App and web page records
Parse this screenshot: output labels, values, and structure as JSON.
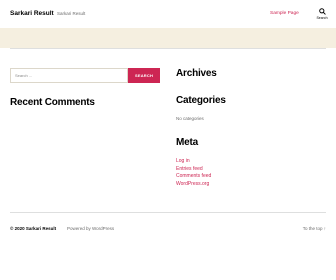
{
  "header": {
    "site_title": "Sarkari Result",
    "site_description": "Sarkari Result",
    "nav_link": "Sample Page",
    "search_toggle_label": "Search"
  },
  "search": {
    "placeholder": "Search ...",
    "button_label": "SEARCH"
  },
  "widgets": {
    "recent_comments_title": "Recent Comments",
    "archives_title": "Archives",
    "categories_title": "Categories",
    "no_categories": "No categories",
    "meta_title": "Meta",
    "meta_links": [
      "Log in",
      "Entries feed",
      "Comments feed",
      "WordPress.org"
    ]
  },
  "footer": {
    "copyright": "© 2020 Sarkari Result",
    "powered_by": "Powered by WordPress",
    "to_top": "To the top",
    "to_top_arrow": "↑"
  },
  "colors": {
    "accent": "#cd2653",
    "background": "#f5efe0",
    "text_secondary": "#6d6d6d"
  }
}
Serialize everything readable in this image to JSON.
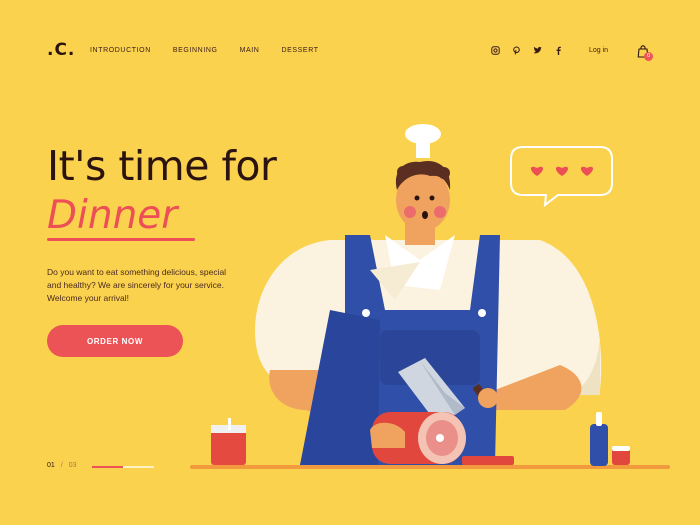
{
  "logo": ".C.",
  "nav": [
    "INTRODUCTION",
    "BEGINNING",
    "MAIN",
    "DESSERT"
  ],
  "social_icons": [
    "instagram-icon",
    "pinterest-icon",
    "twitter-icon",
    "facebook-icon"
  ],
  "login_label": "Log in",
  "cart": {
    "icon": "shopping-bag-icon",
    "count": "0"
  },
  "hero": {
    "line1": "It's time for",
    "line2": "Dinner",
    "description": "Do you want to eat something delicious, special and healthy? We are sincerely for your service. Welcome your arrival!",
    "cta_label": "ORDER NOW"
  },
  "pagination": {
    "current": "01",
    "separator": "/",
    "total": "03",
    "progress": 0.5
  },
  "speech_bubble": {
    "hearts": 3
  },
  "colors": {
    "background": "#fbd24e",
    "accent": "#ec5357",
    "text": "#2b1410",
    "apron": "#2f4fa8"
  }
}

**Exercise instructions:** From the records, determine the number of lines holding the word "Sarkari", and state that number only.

**Exercise response:** 3